* **PROBLEM STATEMENT**
Find the word "name" in the data, then copy each line where it is found.

(Dataset rows describing interfaces)
........

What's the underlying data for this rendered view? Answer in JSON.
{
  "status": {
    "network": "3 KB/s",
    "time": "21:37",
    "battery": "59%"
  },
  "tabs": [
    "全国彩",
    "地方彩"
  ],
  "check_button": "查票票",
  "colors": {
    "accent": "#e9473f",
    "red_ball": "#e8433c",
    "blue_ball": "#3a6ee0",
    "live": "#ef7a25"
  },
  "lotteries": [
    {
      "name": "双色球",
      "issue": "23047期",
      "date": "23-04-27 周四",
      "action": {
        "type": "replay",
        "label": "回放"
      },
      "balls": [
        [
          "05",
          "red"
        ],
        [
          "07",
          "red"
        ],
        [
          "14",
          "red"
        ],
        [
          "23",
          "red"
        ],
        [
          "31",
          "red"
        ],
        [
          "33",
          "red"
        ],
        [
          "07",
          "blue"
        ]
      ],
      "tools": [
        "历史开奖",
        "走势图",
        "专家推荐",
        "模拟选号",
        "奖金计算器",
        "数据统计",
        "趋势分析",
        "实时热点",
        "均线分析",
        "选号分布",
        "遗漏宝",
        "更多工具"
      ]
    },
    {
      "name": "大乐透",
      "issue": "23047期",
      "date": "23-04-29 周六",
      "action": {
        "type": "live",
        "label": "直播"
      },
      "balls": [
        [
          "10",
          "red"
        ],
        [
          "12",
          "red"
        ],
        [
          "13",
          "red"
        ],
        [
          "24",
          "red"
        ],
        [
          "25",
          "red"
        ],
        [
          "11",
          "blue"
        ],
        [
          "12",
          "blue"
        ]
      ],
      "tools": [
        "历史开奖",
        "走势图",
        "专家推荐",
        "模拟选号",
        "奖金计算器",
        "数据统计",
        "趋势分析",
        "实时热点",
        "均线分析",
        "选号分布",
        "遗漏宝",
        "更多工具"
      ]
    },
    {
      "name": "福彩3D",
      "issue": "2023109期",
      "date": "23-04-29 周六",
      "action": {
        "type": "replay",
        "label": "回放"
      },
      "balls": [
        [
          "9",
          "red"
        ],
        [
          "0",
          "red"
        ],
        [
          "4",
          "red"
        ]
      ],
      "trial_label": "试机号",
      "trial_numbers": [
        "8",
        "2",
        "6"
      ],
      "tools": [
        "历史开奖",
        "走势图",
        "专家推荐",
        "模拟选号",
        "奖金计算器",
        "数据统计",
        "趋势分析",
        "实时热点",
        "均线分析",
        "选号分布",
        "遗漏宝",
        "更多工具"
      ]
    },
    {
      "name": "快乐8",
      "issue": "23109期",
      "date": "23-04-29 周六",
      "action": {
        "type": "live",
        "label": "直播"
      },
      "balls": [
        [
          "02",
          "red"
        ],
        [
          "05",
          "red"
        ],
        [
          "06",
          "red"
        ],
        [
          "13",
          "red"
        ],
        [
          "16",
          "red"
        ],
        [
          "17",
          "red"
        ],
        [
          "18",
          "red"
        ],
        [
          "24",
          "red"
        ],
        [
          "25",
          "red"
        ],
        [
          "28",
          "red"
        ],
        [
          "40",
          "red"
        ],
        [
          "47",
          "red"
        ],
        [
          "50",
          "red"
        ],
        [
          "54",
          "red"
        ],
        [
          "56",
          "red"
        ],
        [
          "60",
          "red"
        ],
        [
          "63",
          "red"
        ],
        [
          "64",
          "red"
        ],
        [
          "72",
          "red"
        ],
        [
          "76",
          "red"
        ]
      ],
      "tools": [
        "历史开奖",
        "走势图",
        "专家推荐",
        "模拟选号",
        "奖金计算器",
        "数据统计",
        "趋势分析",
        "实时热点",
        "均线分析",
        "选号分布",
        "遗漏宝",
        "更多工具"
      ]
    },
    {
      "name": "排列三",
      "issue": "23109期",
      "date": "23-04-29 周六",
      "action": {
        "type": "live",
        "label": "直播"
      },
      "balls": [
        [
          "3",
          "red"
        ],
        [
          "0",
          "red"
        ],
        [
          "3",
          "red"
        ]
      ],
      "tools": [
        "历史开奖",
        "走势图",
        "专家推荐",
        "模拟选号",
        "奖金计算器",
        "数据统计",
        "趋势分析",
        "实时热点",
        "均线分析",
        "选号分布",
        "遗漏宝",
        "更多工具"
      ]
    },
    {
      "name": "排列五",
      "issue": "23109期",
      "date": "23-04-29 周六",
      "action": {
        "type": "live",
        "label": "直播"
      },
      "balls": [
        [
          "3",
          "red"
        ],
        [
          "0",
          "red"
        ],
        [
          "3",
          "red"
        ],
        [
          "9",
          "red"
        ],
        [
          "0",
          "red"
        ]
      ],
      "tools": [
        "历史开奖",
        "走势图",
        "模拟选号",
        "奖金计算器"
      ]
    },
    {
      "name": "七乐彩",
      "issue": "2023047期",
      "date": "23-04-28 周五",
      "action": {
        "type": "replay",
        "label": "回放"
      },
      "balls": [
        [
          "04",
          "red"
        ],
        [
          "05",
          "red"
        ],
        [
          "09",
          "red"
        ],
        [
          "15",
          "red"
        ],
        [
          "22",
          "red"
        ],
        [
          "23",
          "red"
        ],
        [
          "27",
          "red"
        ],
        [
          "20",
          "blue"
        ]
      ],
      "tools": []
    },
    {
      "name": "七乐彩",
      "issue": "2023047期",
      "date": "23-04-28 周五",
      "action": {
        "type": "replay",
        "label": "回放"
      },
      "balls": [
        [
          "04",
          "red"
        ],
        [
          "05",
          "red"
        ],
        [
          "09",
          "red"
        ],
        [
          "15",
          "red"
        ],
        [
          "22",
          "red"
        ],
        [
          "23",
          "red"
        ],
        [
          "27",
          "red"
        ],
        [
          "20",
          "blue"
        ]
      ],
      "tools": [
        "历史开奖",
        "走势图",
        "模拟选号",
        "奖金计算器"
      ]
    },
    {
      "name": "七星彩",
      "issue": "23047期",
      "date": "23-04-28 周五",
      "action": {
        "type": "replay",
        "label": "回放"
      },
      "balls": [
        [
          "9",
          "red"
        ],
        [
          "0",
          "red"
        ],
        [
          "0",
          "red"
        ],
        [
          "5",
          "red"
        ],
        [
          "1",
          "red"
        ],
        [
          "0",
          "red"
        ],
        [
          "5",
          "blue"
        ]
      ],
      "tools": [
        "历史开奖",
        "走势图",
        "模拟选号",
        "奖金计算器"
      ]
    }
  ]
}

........

* **RESPONSE BOX**
      "name": "双色球",
      "name": "大乐透",
      "name": "福彩3D",
      "name": "快乐8",
      "name": "排列三",
      "name": "排列五",
      "name": "七乐彩",
      "name": "七乐彩",
      "name": "七星彩",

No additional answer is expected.